This Jesus-meets-Hollywood story is playing at theaters across the country as churches - mainly non-denominational Christian congregations - seek alternatives to what some see as stuffy white-steeple buildings or generic rented community centers.
Theaters, meanwhile, jump at the chance to make a bit of extra money amid dwindling ticket sales - and link up with a demographic that might not have crossed a movie theater's threshold since The Passion of The Christ.
"It's actually quite a new trend," says the Rev. Toney Salva of Discovery Christian Church, which meets in a movie theater in Cranberry Township, Pa. "It works out well with movie theaters because the movie theaters are empty in the morning, and with movie sales down, I think movie theaters are looking for sources of new revenue."
The phenomenon seems most popular among small, community churches and evangelical congregations, says Bishop Kenneth L. Carder of Duke Divinity School, who studies how congregations are formed.

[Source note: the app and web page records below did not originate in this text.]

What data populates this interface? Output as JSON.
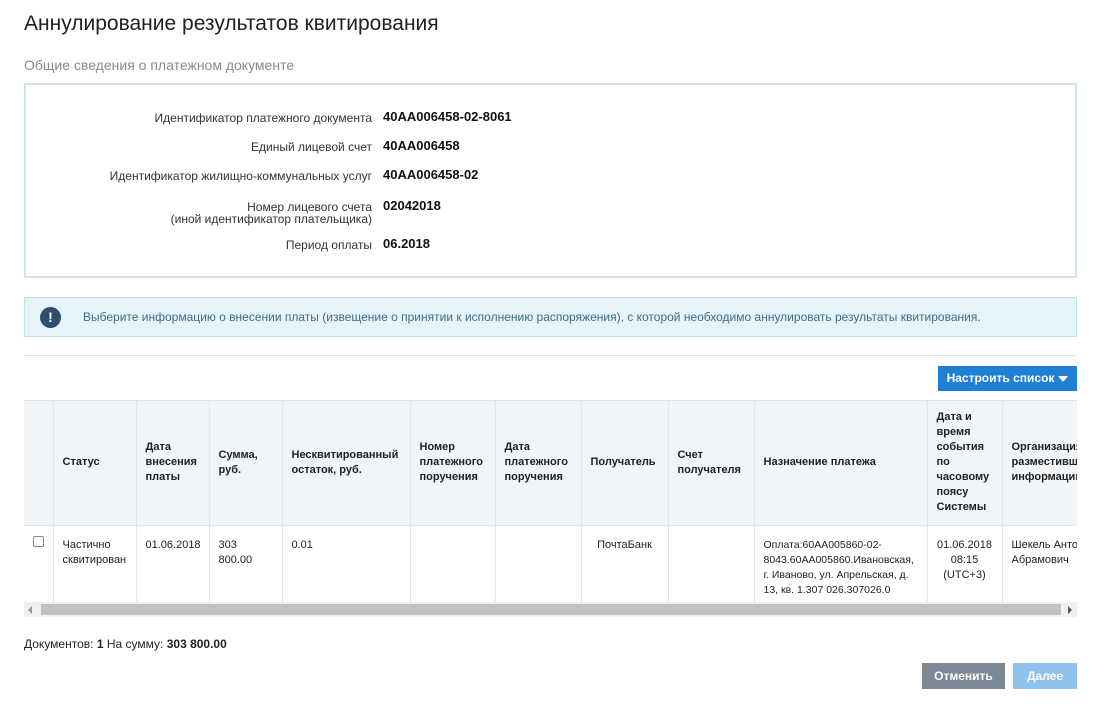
{
  "page": {
    "title": "Аннулирование результатов квитирования",
    "section_title": "Общие сведения о платежном документе"
  },
  "info": {
    "rows": [
      {
        "label": "Идентификатор платежного документа",
        "value": "40АА006458-02-8061"
      },
      {
        "label": "Единый лицевой счет",
        "value": "40АА006458"
      },
      {
        "label": "Идентификатор жилищно-коммунальных услуг",
        "value": "40АА006458-02"
      },
      {
        "label_line1": "Номер лицевого счета",
        "label_line2": "(иной идентификатор плательщика)",
        "value": "02042018"
      },
      {
        "label": "Период оплаты",
        "value": "06.2018"
      }
    ]
  },
  "alert": {
    "icon": "exclamation-icon",
    "glyph": "!",
    "text": "Выберите информацию о внесении платы (извещение о принятии к исполнению распоряжения), с которой необходимо аннулировать результаты квитирования."
  },
  "toolbar": {
    "configure_label": "Настроить список"
  },
  "table": {
    "columns": [
      "Статус",
      "Дата внесения платы",
      "Сумма, руб.",
      "Несквитированный остаток, руб.",
      "Номер платежного поручения",
      "Дата платежного поручения",
      "Получатель",
      "Счет получателя",
      "Назначение платежа",
      "Дата и время события по часовому поясу Системы",
      "Организация, разместившая информацию"
    ],
    "rows": [
      {
        "status": "Частично сквитирован",
        "date": "01.06.2018",
        "sum": "303 800.00",
        "remainder": "0.01",
        "order_number": "",
        "order_date": "",
        "recipient": "ПочтаБанк",
        "recipient_account": "",
        "purpose": "Оплата:60АА005860-02-8043.60АА005860.Ивановская, г. Иваново, ул. Апрельская, д. 13, кв. 1.307 026.307026.0",
        "event_time": "01.06.2018 08:15 (UTC+3)",
        "organization": "Шекель Антон Абрамович"
      }
    ]
  },
  "summary": {
    "documents_label": "Документов:",
    "documents_count": "1",
    "sum_label": "На сумму:",
    "sum_value": "303 800.00"
  },
  "footer": {
    "cancel_label": "Отменить",
    "next_label": "Далее"
  },
  "colors": {
    "primary": "#1e7fd5",
    "cancel": "#7c8894",
    "next_disabled": "#8ec3ee",
    "alert_bg": "#e6f4f9",
    "alert_icon": "#2e4e6e"
  }
}
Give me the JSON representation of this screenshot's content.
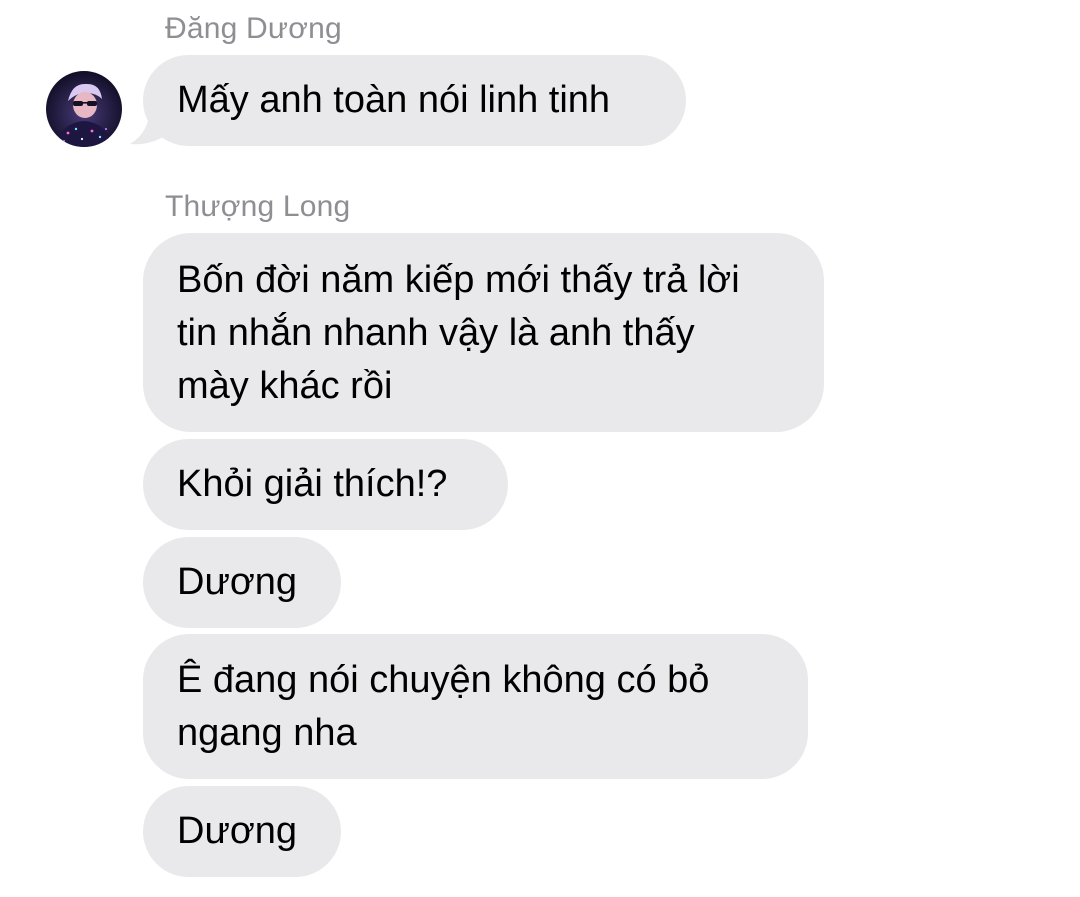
{
  "conversation": {
    "groups": [
      {
        "sender": "Đăng Dương",
        "messages": [
          {
            "lines": [
              "Mấy anh toàn nói linh tinh"
            ]
          }
        ]
      },
      {
        "sender": "Thượng Long",
        "messages": [
          {
            "lines": [
              "Bốn đời năm kiếp mới thấy trả lời",
              "tin nhắn nhanh vậy là anh thấy",
              "mày khác rồi"
            ]
          },
          {
            "lines": [
              "Khỏi giải thích!?"
            ]
          },
          {
            "lines": [
              "Dương"
            ]
          },
          {
            "lines": [
              "Ê đang nói chuyện không có bỏ",
              "ngang nha"
            ]
          },
          {
            "lines": [
              "Dương"
            ]
          }
        ]
      }
    ]
  },
  "colors": {
    "bubble_incoming": "#e9e9eb",
    "sender_name": "#8e8e93",
    "background": "#ffffff"
  },
  "icons": {
    "avatar": "user-avatar-icon"
  }
}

Some congregations meet at theaters while a church is being built. Others go there because "they have seen this as a means by which they can attract people who have a less than positive feeling toward a traditional church and assume that the traditional space itself is detrimental to reaching these people," Carder says.
More than 75 churches nationwide worship at one of the theaters owned by Regal Entertainment Group, the nation's largest theater chain.
Tom Galley, chief operations and technology officer for National CineMedia, a venture of Regal Entertainment and AMC Entertainment Inc., says that while renting space to churches is not a huge money maker, it offers a use for otherwise empty theaters on a Sunday morning while exposing more people to the movie complexes.
"And we don't charge for the smell of the popcorn," Galley says.
At first glance, it might seem like an odd relationship - Holy Scripture in the morning, R-rated movies in the afternoon. But some church leaders who worship in movie theaters say they were called there by God to serve a greater purpose.
The Annapolis Assembly of God went so far as to leave its traditional brick church, change its name to Church at the Mall and move into Crown Theaters at Westfield Shoppingtown Annapolis two years ago.
"We felt that the Lord wanted us to move from where the property was and be a ministry that met where people typically go ... into the mall, and specifically into the movie theater inside the mall," says Jason Palmer, a church advisory board member.
That divine directive has helped build the church membership from about 20 to around 100, Palmer says. The congregation has since sold its 1960s-era church building and plans to stay in the theater indefinitely, attracting "people who may not feel like the white-steeple church is their kind of church."
That philosophy is shared by other churches meeting in movie theaters.
"There's no pretense about it," says Terri Stone, director of outreach at Christ's Church of the Valley in Collegeville, Pa. Her church meets in seven theaters at a Regal cinema, and she says a movie theater is "not that church building, stained glass, omigosh, I have to be this super-holy church person. It's kind of a come-as-you-are atmosphere."
It's also a way for churches to connect with a younger crowd. Salva's Discovery Christian Church - whose members primarily are in their 20s or 30s - offers a live band and shows clips of movies, ranging from Saved! to Spiderman 2, to illustrate spiritual overtones.
The theaters also are accessible. National Community Church, for example, meets in movie theaters at Metro stops throughout the Washington, D.C., area. The theater screens are viewed as "21st-century stained glass," says the Rev. Mark Batterson.
"We think the church ought to be the most creative place on the planet," Batterson says. "Unfortunately, churches aren't known for their creativity. ... Creativity in the place you meet, the movie theater is a reflection of that."